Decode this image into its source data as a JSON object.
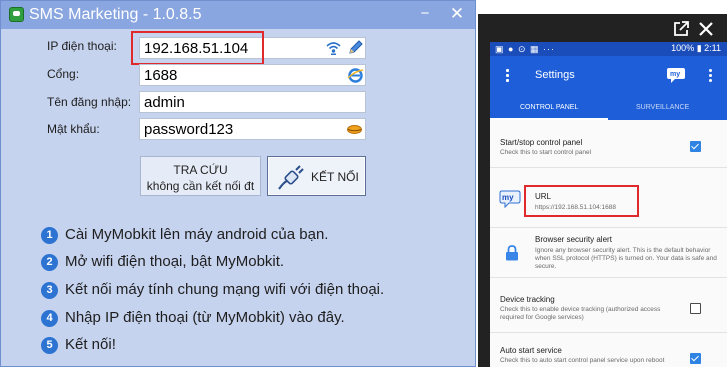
{
  "window": {
    "title": "SMS Marketing - 1.0.8.5",
    "minimize_glyph": "−",
    "close_glyph": "✕"
  },
  "form": {
    "ip": {
      "label": "IP điện thoại:",
      "value": "192.168.51.104"
    },
    "port": {
      "label": "Cổng:",
      "value": "1688"
    },
    "username": {
      "label": "Tên đăng nhập:",
      "value": "admin"
    },
    "password": {
      "label": "Mật khẩu:",
      "value": "password123"
    }
  },
  "buttons": {
    "lookup_line1": "TRA CỨU",
    "lookup_line2": "không cần kết nối đt",
    "connect": "KẾT NỐI"
  },
  "steps": [
    {
      "num": "1",
      "text": "Cài MyMobkit lên máy android của bạn."
    },
    {
      "num": "2",
      "text": "Mở wifi điện thoại, bật MyMobkit."
    },
    {
      "num": "3",
      "text": "Kết nối máy tính chung mạng wifi với điện thoại."
    },
    {
      "num": "4",
      "text": "Nhập IP điện thoại (từ MyMobkit) vào đây."
    },
    {
      "num": "5",
      "text": "Kết nối!"
    }
  ],
  "phone": {
    "status": {
      "left": "▣ ● ⊙ ▦ ···",
      "right": "100% ▮ 2:11"
    },
    "app_title": "Settings",
    "tabs": {
      "control": "CONTROL PANEL",
      "surveillance": "SURVEILLANCE"
    },
    "settings": [
      {
        "title": "Start/stop control panel",
        "desc": "Check this to start control panel",
        "checked": true
      },
      {
        "title": "URL",
        "desc": "https://192.168.51.104:1688"
      },
      {
        "title": "Browser security alert",
        "desc": "Ignore any browser security alert. This is the default behavior when SSL protocol (HTTPS) is turned on. Your data is safe and secure."
      },
      {
        "title": "Device tracking",
        "desc": "Check this to enable device tracking (authorized access required for Google services)",
        "checked": false
      },
      {
        "title": "Auto start service",
        "desc": "Check this to auto start control panel service upon reboot",
        "checked": true
      }
    ],
    "logo_text": "my"
  },
  "colors": {
    "window_bg": "#c6d3ef",
    "titlebar": "#8aa6e0",
    "highlight": "#e0292b",
    "phone_appbar": "#1e5fd9",
    "step_badge": "#2c73d2"
  }
}
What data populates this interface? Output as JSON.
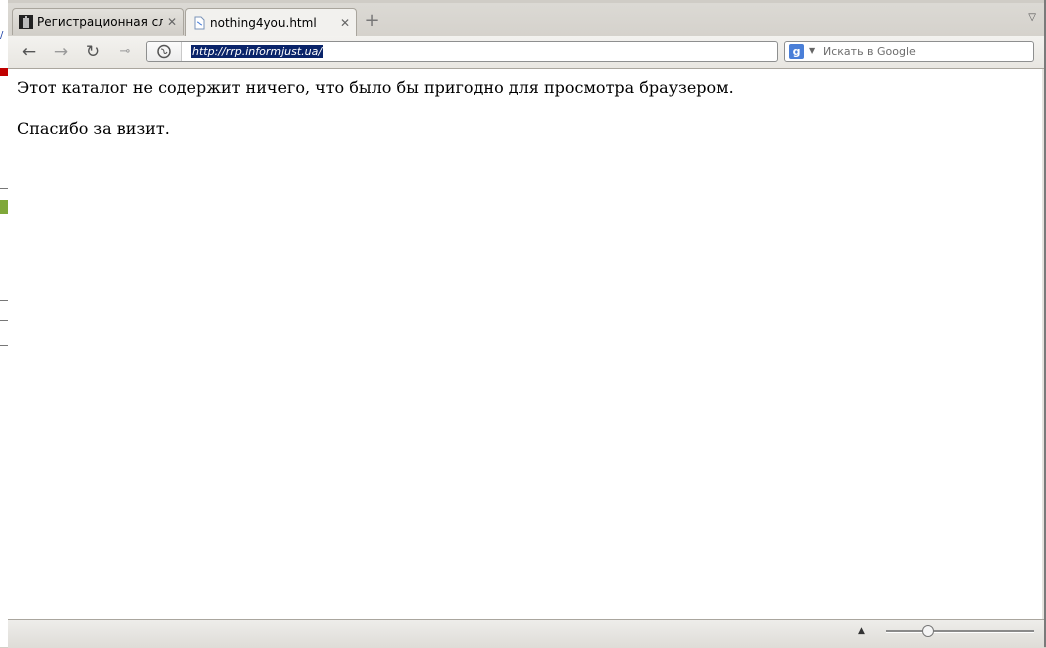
{
  "tabs": [
    {
      "label": "Регистрационная служ...",
      "active": false
    },
    {
      "label": "nothing4you.html",
      "active": true
    }
  ],
  "toolbar": {
    "back_icon": "back-arrow-icon",
    "forward_icon": "forward-arrow-icon",
    "reload_icon": "reload-icon",
    "key_icon": "key-icon",
    "site_icon": "globe-icon"
  },
  "address_bar": {
    "value": "http://rrp.informjust.ua/"
  },
  "search_bar": {
    "placeholder": "Искать в Google",
    "engine_icon": "google-icon"
  },
  "page": {
    "line1": "Этот каталог не содержит ничего, что было бы пригодно для просмотра браузером.",
    "line2": "Спасибо за визит."
  },
  "status": {
    "zoom_level": 0.28
  },
  "colors": {
    "selection": "#0a246a",
    "search_icon": "#4a7fd8"
  }
}
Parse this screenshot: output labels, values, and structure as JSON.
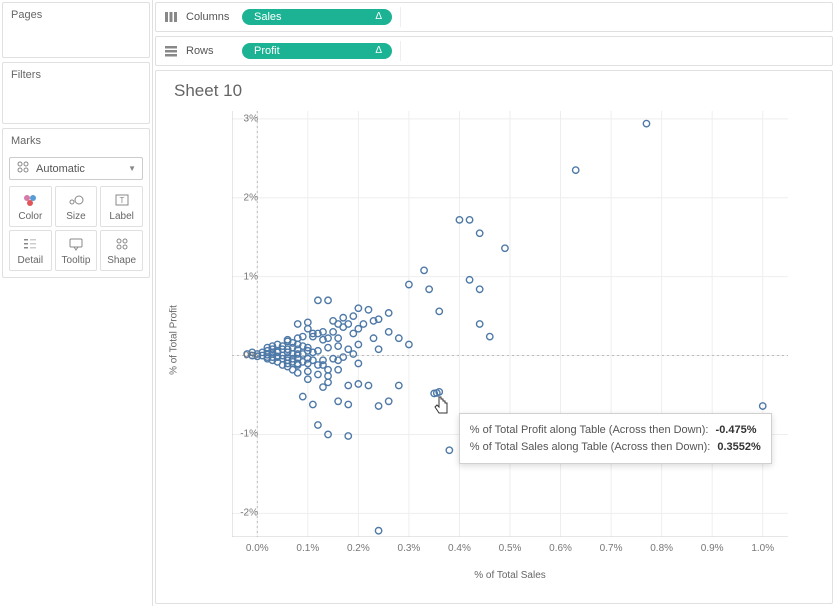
{
  "left": {
    "pages_title": "Pages",
    "filters_title": "Filters",
    "marks_title": "Marks",
    "marks_type": "Automatic",
    "cells": {
      "color": "Color",
      "size": "Size",
      "label": "Label",
      "detail": "Detail",
      "tooltip": "Tooltip",
      "shape": "Shape"
    }
  },
  "shelves": {
    "columns_label": "Columns",
    "rows_label": "Rows",
    "columns_pill": "Sales",
    "rows_pill": "Profit",
    "delta": "Δ"
  },
  "sheet": {
    "title": "Sheet 10",
    "xlabel": "% of Total Sales",
    "ylabel": "% of Total Profit"
  },
  "tooltip": {
    "line1_label": "% of Total Profit along Table (Across then Down):",
    "line1_value": "-0.475%",
    "line2_label": "% of Total Sales along Table (Across then Down):",
    "line2_value": "0.3552%"
  },
  "chart_data": {
    "type": "scatter",
    "xlabel": "% of Total Sales",
    "ylabel": "% of Total Profit",
    "xlim": [
      -0.05,
      1.05
    ],
    "ylim": [
      -2.3,
      3.1
    ],
    "xticks": [
      "0.0%",
      "0.1%",
      "0.2%",
      "0.3%",
      "0.4%",
      "0.5%",
      "0.6%",
      "0.7%",
      "0.8%",
      "0.9%",
      "1.0%"
    ],
    "yticks": [
      "-2%",
      "-1%",
      "0%",
      "1%",
      "2%",
      "3%"
    ],
    "zero_lines": true,
    "highlighted_point": {
      "x": 0.3552,
      "y": -0.475
    },
    "series": [
      {
        "name": "points",
        "points": [
          [
            0.77,
            2.94
          ],
          [
            0.63,
            2.35
          ],
          [
            0.4,
            1.72
          ],
          [
            0.42,
            1.72
          ],
          [
            0.44,
            1.55
          ],
          [
            0.49,
            1.36
          ],
          [
            0.33,
            1.08
          ],
          [
            0.42,
            0.96
          ],
          [
            0.3,
            0.9
          ],
          [
            0.34,
            0.84
          ],
          [
            0.44,
            0.84
          ],
          [
            0.12,
            0.7
          ],
          [
            0.14,
            0.7
          ],
          [
            0.2,
            0.6
          ],
          [
            0.22,
            0.58
          ],
          [
            0.26,
            0.54
          ],
          [
            0.24,
            0.46
          ],
          [
            0.36,
            0.56
          ],
          [
            0.16,
            0.4
          ],
          [
            0.18,
            0.4
          ],
          [
            0.44,
            0.4
          ],
          [
            0.1,
            0.34
          ],
          [
            0.11,
            0.28
          ],
          [
            0.12,
            0.28
          ],
          [
            0.13,
            0.3
          ],
          [
            0.14,
            0.22
          ],
          [
            0.16,
            0.22
          ],
          [
            0.2,
            0.34
          ],
          [
            0.19,
            0.28
          ],
          [
            0.23,
            0.22
          ],
          [
            0.06,
            0.18
          ],
          [
            0.07,
            0.16
          ],
          [
            0.08,
            0.14
          ],
          [
            0.09,
            0.12
          ],
          [
            0.1,
            0.1
          ],
          [
            0.05,
            0.08
          ],
          [
            0.04,
            0.06
          ],
          [
            0.06,
            0.04
          ],
          [
            0.08,
            0.02
          ],
          [
            0.46,
            0.24
          ],
          [
            0.03,
            0.02
          ],
          [
            0.03,
            0.04
          ],
          [
            0.04,
            0.04
          ],
          [
            0.02,
            0.01
          ],
          [
            0.01,
            0.0
          ],
          [
            0.0,
            -0.01
          ],
          [
            0.02,
            0.1
          ],
          [
            0.03,
            0.12
          ],
          [
            0.05,
            0.12
          ],
          [
            0.06,
            0.2
          ],
          [
            0.08,
            0.22
          ],
          [
            0.04,
            -0.02
          ],
          [
            0.05,
            -0.04
          ],
          [
            0.06,
            -0.06
          ],
          [
            0.07,
            -0.08
          ],
          [
            0.08,
            -0.1
          ],
          [
            0.1,
            -0.1
          ],
          [
            0.12,
            -0.12
          ],
          [
            0.14,
            -0.18
          ],
          [
            0.16,
            -0.18
          ],
          [
            0.1,
            -0.2
          ],
          [
            0.12,
            -0.24
          ],
          [
            0.14,
            -0.26
          ],
          [
            0.18,
            -0.38
          ],
          [
            0.2,
            -0.36
          ],
          [
            0.22,
            -0.38
          ],
          [
            0.13,
            -0.4
          ],
          [
            0.28,
            -0.38
          ],
          [
            0.09,
            -0.52
          ],
          [
            0.16,
            -0.58
          ],
          [
            0.24,
            -0.64
          ],
          [
            0.18,
            -0.62
          ],
          [
            0.26,
            -0.58
          ],
          [
            0.11,
            -0.62
          ],
          [
            0.36,
            -0.46
          ],
          [
            0.35,
            -0.48
          ],
          [
            0.12,
            -0.88
          ],
          [
            0.14,
            -1.0
          ],
          [
            0.18,
            -1.02
          ],
          [
            0.38,
            -1.2
          ],
          [
            0.24,
            -2.22
          ],
          [
            1.0,
            -0.64
          ],
          [
            0.11,
            0.24
          ],
          [
            0.13,
            0.2
          ],
          [
            0.15,
            0.3
          ],
          [
            0.17,
            0.36
          ],
          [
            0.09,
            0.24
          ],
          [
            0.07,
            0.1
          ],
          [
            0.06,
            0.08
          ],
          [
            0.08,
            0.08
          ],
          [
            0.1,
            0.06
          ],
          [
            0.12,
            0.06
          ],
          [
            0.14,
            0.1
          ],
          [
            0.16,
            0.12
          ],
          [
            0.18,
            0.08
          ],
          [
            0.2,
            0.14
          ],
          [
            0.11,
            0.04
          ],
          [
            0.09,
            0.02
          ],
          [
            0.07,
            0.02
          ],
          [
            0.05,
            0.0
          ],
          [
            0.04,
            -0.01
          ],
          [
            0.03,
            -0.02
          ],
          [
            0.02,
            -0.02
          ],
          [
            0.02,
            -0.04
          ],
          [
            0.06,
            -0.02
          ],
          [
            0.08,
            -0.04
          ],
          [
            0.1,
            -0.04
          ],
          [
            0.11,
            -0.06
          ],
          [
            0.13,
            -0.06
          ],
          [
            0.15,
            -0.04
          ],
          [
            0.17,
            -0.02
          ],
          [
            0.14,
            -0.34
          ],
          [
            0.1,
            -0.3
          ],
          [
            0.08,
            -0.22
          ],
          [
            0.07,
            -0.18
          ],
          [
            0.06,
            -0.14
          ],
          [
            -0.02,
            0.02
          ],
          [
            -0.01,
            0.04
          ],
          [
            -0.01,
            0.0
          ],
          [
            0.0,
            0.02
          ],
          [
            0.01,
            0.04
          ],
          [
            0.15,
            0.44
          ],
          [
            0.17,
            0.48
          ],
          [
            0.19,
            0.5
          ],
          [
            0.21,
            0.4
          ],
          [
            0.23,
            0.44
          ],
          [
            0.08,
            0.4
          ],
          [
            0.1,
            0.42
          ],
          [
            0.04,
            0.14
          ],
          [
            0.03,
            0.08
          ],
          [
            0.02,
            0.06
          ],
          [
            0.26,
            0.3
          ],
          [
            0.28,
            0.22
          ],
          [
            0.3,
            0.14
          ],
          [
            0.24,
            0.08
          ],
          [
            0.19,
            0.02
          ],
          [
            0.16,
            -0.06
          ],
          [
            0.2,
            -0.1
          ],
          [
            0.13,
            -0.12
          ],
          [
            0.09,
            -0.08
          ],
          [
            0.07,
            -0.04
          ],
          [
            0.05,
            -0.12
          ],
          [
            0.04,
            -0.08
          ],
          [
            0.03,
            -0.06
          ],
          [
            0.06,
            -0.1
          ],
          [
            0.08,
            -0.12
          ]
        ]
      }
    ]
  }
}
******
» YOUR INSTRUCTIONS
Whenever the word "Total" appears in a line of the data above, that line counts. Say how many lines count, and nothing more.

» RESULT OF THE TASK
6